On my way home from two events this week, I realized I heard the term Big Data bandied about quite liberally. That got me thinking about last year when I opened up a Big Data conference in the valley by saying ‘There is no such thing as Big Data.’ I think I got the conference organizers more than a bit worried – until I explained to the audience what I meant.
Of course, Big Data will have its run, like Service-Oriented-Architecture (SOA) did a few years ago. As much as I don’t buy into the term, I’ve used it in more than one presentation as a common frame of reference. A heavy Shakespearean influence in my formative years let me manage this duality easily – after all ‘what’s in a name?’
A rose by any other name
The term I prefer is All Data. While it’s not perfect either, it is more inclusive than Big Data. And similar to SOA, the concepts and thinking behind Big Data/All Data are solid and not all hype. These concepts get us thinking about changing the design principles of data management as data processing technologies get cheaper, faster, and safer.
So let’s break down the key dimensions of the new world of data management:
1. Deep data – All the data is stored at the highest level of granularity, no data left behind. The highest level of granularity enables the greatest level of flexibility in answering complex questions on the data. Big Data does talk about high volumes of data without any consideration for small pieces of information distributed across the organization (e.g. config files – “.ini” from yesteryear.) The key here is to capture all such data – once.
2. Broad Data – All the types of data. Herein most of the times we think of text, tabular, blobs, binary etc. – based on various types of data types and hence the term variety is often used with Big Data. But breadth also includes all the data distributed broadly across the organization, across the supply chain networks, and the web.
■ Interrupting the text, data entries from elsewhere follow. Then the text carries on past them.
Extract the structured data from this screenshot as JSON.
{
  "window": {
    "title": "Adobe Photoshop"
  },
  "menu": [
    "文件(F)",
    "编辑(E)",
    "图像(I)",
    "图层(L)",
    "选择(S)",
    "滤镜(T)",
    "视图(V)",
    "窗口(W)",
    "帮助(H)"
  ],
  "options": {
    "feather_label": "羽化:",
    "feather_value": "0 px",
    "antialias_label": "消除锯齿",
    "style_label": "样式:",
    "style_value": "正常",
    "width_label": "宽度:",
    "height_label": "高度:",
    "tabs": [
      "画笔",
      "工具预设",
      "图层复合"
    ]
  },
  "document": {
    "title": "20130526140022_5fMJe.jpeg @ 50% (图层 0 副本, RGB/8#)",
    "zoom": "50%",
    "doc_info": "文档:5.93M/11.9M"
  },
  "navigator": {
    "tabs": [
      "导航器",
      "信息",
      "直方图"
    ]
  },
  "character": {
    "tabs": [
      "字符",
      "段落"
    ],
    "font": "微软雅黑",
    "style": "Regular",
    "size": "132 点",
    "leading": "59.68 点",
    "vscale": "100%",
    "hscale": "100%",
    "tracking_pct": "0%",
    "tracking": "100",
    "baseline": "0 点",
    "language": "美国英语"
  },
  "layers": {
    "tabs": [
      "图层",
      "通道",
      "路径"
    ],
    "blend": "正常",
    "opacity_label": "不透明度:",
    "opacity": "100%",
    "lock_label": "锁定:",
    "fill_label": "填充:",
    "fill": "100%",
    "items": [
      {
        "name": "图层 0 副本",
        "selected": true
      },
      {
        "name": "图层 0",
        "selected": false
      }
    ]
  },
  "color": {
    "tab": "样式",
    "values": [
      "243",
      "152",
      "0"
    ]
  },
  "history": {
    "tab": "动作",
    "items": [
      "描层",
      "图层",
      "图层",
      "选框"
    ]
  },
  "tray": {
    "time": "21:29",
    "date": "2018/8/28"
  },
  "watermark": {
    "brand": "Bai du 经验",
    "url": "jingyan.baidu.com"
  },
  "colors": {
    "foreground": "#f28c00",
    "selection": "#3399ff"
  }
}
3. Speed – The term seems self-explanatory and it implies information coming to you at breakneck speeds, streaming data captured in a millionth of a second. Big Data promotes this with the concept of velocity, and frankly I’ve been prey to this as well using “real-time” to highlight this capability. (or as the famous quote goes “Better three hours too soon than a minute too late”) Frankly, we ignore the whole idea of all the data at rest and in motion (at different speeds) e.g. slowly changing or static historical data is just as important, and perhaps more so in establishing context than recent streaming data.
4. Interactive – Ask any question of your data and receive immediate answers so you can ask the next question and iterate to the answers you are looking for. We are already expanding beyond humans asking the questions. With the Internet of Things (IoT – another fun term), on the rise we expect this now to include machines and sensors talking to humans and to each other and making decisions based on responses. While IoT is being tied to Big Data it clearly needs all the data to be effective.
5. Simple – This is a key aspect of data management – we can now store only the actual data and derive what we need from the simplest form of the data. In other words, think on-the-fly creation of aggregates with no data preparation or tuning. Yes there could be dimensions, facts, data marts etc. – but these are logical – there is no need to have materialized aggregates or store snapshots of data and then spend most of our time keeping these current and struggle to maintain one source of the truth. The Big Data term doesn’t capture this characteristic well, although some technologies in the market today deliver this simplicity.
Words without thoughts never to heaven go
Data, big or small, without context just like words without thoughts doesn’t serve much purpose. Context is perhaps the most important characteristic of information management. Without context – how can any data based analysis, simulation, or prediction be meaningful? And yet Big Data ignores context or it is vaguely implied in the combination of volume, variety, and velocity – and I’ve often heard the term ‘value’ feebly bandied about to make a fourth ‘v.’ Establishing context across all data is critical and who delivers context wins!
Context can be arrived in different ways, whether it is data semantics, or a blending of different characteristics to make it relevant for consumption. At a very basic level think of sales data. Think of a specific data item, the number 29. To understand that better you need to know the units of measure (e.g. thousands or millions), time period (e.g. hourly, daily, weekly or monthly), you need to know if the data says 29 could it mean that one day in February in the leap year. You get the picture.
Consider derived context – e.g. FICO credit scores for issuing loans, blended aptitude testing and academic score for school admissions, and even more recently, Klout scores denoting social influence – these are contextual and blended scores based on a number of criteria and data points. As you can see context is not a new idea, but with the advent of data management technologies and the growth in popularity of data science, establishing, managing and delivering context to make sense of it all has become critical.
As you like it
In summary, Big Data, All Data etc. are terms we will eventually tire of though the concepts behind these terms will prevail. In my humble opinion – Big Data is ‘All Data with Context.’ Those that can deliver the best context and help drive business decisions and outcomes will win…you can draw your own conclusions.
Editor’s note: Aiaz Kazi will be speaking on the Smart Data panel at DEMO Enterprise on Thursday, April 3 – if you are there, look him up. SAP AG Executive Board Member Vishal Sikka published a related post on the five dimensions of data on saphana.com, and he also covered this topic in part three of his Insights on HANA video series.